This entry is from one of our newer members, Queenie Sukhadia who recently attended her first NEPCA Conference.
As a first-time participant in the Northeast Popular Culture Association’s annual conference, I arrived in Portsmouth unsure of what to expect. ‘Popular culture’ promises timely, engaging, exciting content, but I’ve learned, over time, that the tone of academic conferences can vary greatly, no matter how seductive their structuring themes might be, and one almost always emerges more stimulated if walking in with no preconceptions save a willingness to be surprised.
To sum up my experience of NEPCA’s conference in one sentence: I could have walked in without the above intentional openness, with my expectations at an all-time high, and I would not have been disappointed. The papers being presented at the conference this year were cutting-edge, insightful and inspiring, and I left Portsmouth more energized than I was when I arrived. The scholarship being showcased ran the gamut from exploring vanished celebrity to reading fan activity through the lens of performance theory and thinking through how the TV show Breaking Bad compels its audiences to consider the complexity of border crossings. The aspect of the conference that had the maximum impact on me, however, was the manner in which NEPCA engaged its host city, Portsmouth, NH—not as passive backdrop, but as contributor to the lively intellectual exchange taking place here.

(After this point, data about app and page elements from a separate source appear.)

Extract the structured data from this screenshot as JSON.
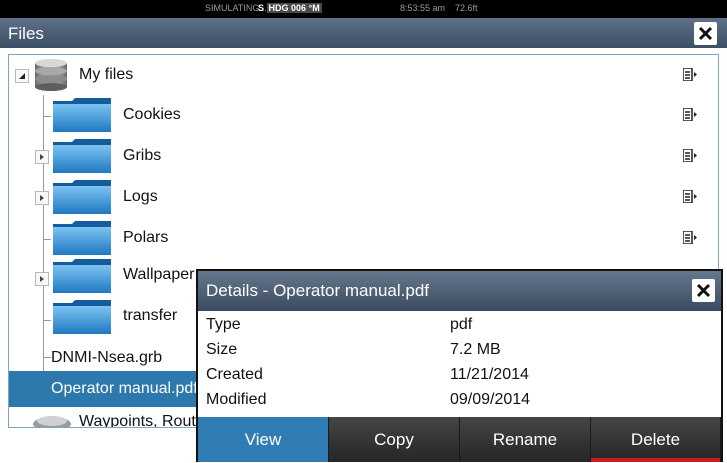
{
  "status": {
    "simulating": "SIMULATING...",
    "hdg_prefix": "S",
    "hdg_label": "HDG",
    "hdg_value": "006",
    "hdg_unit": "°M",
    "time": "8:53:55 am",
    "depth": "72.6ft"
  },
  "window": {
    "title": "Files"
  },
  "tree": {
    "items": [
      {
        "label": "My files"
      },
      {
        "label": "Cookies"
      },
      {
        "label": "Gribs"
      },
      {
        "label": "Logs"
      },
      {
        "label": "Polars"
      },
      {
        "label": "Wallpaper"
      },
      {
        "label": "transfer"
      },
      {
        "label": "DNMI-Nsea.grb"
      },
      {
        "label": "Operator manual.pdf"
      },
      {
        "label": "Waypoints, Routes..."
      }
    ]
  },
  "details": {
    "title": "Details - Operator manual.pdf",
    "rows": [
      {
        "key": "Type",
        "value": "pdf"
      },
      {
        "key": "Size",
        "value": "7.2 MB"
      },
      {
        "key": "Created",
        "value": "11/21/2014"
      },
      {
        "key": "Modified",
        "value": "09/09/2014"
      }
    ],
    "buttons": [
      {
        "label": "View"
      },
      {
        "label": "Copy"
      },
      {
        "label": "Rename"
      },
      {
        "label": "Delete"
      }
    ]
  },
  "colors": {
    "accent": "#2f7db4",
    "selection": "#2d79ad",
    "delete_marker": "#c81b1b",
    "titlebar": "#4a5c73"
  }
}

NEPCA invited us conference participants to interact with Portsmouth in this rich way via the keynote address, delivered by Tom Kaufhold, founder of the Seacoast NH LGBT History Project. Tom walked us through his journey of preserving the seacoast’s LGBT history, which was sparked by a routine cleaning out of his desk and culminated in talks, curatorial projects, movies hosted at the local library and the memorialization of individuals who were victims of homophobic violence. Something that stuck with me long after Tom’s address had closed to thundering applause was his democratized understanding of history. For Tom, history is comprised of ‘stuff’, history is local, everyone contributes to the creation of history and history is never over—in fact, it is being created anew with every tick of the clock. In Tom’s world, history is the quotidian, and it is this simple yet powerful framing that I would like to take away from the keynote address and sit with longer.
As might be evident in my brief but enthusiastic encapsulation of my experience at NEPCA 2019, I found the conference to be an invigorating space—one I definitely intend to return to again.
Queenie Sukhadia is an English PhD student at the Graduate Center, CUNY, studying human rights law and literature. She also holds a BA from Dartmouth College and an MA from Georgetown University. You can connect with her on Twitter or LinkedIn.